An Upper House inquiry into the Baird Government’s local government agenda recommends mayors should be popularly elected, and caps imposed on donations to candidates for local government.

Earlier this year as part of its three-point plan to improve integrity in local government, Labor led the call for a cap on political donations, popular elections for mayors for four years, and a ban on property developers and real estate agents from holding office.

The bipartisan inquiry found that one of the key criteria for IPART’s assessment of councils - that of scale and capacity - was flawed because it was “ill-defined and difficult to objectively measure”. Scale and capacity was one of the main criterion under which most Sydney metropolitan councils were found “unfit”.

The inquiry also concluded that there was a “lack of empirical evidence” to support the Baird Government’s view that bigger councils do a better job of serving the community, stating: “Much of the available evidence appears not to support claims of cost savings and efficiency. The committee finds that the projected economic benefits of council amalgamations have been consistently overstated by the proponents of forced amalgamations.”

The inquiry also recommended there should be no forced amalgamations of councils unless they are bankrupt or otherwise unable to service their communities, stating that the benefits of amalgamation had been “overstated” and “inadequately explained”.

Quotes attributable to NSW Opposition Leader Luke Foley

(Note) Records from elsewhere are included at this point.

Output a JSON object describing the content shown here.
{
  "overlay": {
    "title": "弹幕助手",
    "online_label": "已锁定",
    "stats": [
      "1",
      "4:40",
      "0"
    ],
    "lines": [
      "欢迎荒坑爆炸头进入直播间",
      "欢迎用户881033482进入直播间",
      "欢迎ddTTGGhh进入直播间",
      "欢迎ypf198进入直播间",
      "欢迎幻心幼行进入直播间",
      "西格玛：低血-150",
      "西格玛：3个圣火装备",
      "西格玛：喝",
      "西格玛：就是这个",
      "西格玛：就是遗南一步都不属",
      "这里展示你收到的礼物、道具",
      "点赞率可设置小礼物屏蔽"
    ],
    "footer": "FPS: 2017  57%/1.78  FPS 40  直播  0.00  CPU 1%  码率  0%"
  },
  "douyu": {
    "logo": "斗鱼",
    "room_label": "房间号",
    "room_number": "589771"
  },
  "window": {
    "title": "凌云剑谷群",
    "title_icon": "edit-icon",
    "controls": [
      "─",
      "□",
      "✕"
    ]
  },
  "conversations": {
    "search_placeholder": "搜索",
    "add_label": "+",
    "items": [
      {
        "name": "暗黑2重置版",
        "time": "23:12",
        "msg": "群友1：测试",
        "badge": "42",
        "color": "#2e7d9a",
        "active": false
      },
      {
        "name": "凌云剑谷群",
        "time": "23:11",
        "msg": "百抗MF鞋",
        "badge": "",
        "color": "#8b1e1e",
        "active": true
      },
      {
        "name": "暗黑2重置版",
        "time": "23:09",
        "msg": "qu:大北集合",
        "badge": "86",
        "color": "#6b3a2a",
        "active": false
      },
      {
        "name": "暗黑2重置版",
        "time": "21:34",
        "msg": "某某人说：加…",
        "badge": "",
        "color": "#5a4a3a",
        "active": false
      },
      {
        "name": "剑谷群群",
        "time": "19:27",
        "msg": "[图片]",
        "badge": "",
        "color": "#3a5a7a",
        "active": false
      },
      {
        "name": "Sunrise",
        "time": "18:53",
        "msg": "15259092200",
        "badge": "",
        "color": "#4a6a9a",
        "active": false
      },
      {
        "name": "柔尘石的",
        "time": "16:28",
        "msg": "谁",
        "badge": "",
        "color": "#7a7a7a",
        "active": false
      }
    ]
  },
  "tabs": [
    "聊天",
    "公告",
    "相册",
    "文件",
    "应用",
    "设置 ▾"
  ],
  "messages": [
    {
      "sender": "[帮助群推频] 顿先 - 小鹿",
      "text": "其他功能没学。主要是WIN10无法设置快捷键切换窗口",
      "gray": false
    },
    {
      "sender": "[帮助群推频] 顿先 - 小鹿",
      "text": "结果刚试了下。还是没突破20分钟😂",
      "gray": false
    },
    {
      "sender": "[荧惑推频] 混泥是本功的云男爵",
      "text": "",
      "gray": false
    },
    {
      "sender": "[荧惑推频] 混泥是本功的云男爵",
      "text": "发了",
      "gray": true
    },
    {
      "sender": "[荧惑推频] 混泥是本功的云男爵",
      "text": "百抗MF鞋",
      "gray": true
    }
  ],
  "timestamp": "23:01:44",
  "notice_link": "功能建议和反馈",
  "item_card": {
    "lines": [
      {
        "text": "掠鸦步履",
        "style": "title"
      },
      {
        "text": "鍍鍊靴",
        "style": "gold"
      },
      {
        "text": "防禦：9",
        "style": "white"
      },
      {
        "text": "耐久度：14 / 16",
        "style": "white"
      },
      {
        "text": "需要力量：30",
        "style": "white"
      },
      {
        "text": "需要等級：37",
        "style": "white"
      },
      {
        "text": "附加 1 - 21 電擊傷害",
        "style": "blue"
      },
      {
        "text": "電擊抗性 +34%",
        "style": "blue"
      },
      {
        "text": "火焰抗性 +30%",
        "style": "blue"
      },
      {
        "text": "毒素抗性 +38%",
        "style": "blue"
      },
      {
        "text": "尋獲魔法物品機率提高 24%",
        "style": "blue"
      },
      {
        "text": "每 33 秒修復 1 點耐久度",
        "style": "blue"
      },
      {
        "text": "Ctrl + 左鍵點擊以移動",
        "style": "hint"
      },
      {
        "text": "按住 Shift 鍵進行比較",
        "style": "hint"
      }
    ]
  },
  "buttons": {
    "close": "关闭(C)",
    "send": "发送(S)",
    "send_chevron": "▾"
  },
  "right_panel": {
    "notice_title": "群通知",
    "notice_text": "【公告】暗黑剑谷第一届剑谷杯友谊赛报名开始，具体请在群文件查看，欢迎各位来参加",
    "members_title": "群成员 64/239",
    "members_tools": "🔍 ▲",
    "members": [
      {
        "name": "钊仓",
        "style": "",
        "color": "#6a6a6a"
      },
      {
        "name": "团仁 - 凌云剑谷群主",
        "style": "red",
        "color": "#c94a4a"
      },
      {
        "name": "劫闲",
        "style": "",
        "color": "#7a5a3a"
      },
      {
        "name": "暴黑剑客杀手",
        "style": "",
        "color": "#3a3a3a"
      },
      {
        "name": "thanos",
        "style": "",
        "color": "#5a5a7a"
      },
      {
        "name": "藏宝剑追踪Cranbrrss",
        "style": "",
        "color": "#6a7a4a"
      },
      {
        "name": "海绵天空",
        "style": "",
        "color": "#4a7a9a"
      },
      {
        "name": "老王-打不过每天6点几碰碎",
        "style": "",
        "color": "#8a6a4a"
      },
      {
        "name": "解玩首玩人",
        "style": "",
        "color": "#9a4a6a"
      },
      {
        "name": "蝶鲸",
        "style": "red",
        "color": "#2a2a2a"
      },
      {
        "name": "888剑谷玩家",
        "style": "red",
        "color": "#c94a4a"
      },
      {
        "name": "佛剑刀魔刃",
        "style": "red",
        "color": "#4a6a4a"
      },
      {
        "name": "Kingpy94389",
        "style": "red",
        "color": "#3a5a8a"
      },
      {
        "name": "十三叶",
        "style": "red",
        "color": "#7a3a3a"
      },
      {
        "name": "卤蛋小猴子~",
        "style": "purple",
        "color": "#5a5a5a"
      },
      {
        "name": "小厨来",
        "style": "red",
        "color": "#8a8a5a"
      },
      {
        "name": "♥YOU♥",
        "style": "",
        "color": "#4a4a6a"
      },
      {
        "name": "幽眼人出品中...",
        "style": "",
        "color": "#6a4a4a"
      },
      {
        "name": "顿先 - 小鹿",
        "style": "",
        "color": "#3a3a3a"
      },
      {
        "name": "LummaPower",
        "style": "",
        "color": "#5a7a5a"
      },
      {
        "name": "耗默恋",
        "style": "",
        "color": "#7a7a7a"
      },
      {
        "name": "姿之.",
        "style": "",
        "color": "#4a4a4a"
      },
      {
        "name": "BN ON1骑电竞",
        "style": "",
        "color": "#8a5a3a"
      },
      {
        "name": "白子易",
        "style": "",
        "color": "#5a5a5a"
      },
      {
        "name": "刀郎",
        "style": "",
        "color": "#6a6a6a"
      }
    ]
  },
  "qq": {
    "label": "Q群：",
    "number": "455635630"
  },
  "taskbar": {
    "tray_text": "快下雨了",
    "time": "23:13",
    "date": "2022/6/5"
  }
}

“If the Premier is serious about reforming local government he should legislate for caps on political donations in line with those that apply to state government. It is the right thing to do.”

“Popularly elected mayors for four years would end the horse trading between parties jockeying for power and give communities a real say on who serves them.”

“These are commonsense reforms that would go a long way to restoring the community’s trust in local government and Labor welcomes the fact that it has received the committee’s bipartisan support.”

Quotes attributable to Shadow Minister for Local Government Peter Primrose

“Chairman Paul Green and the Christian Democrats should be commended for their leadership on this issue.”

“It sends a powerful message to the community when there’s such strong support keeping local government local.”

“The Government should now drop its threats to force councils to amalgamate and adopt a commonsense approach to local government.”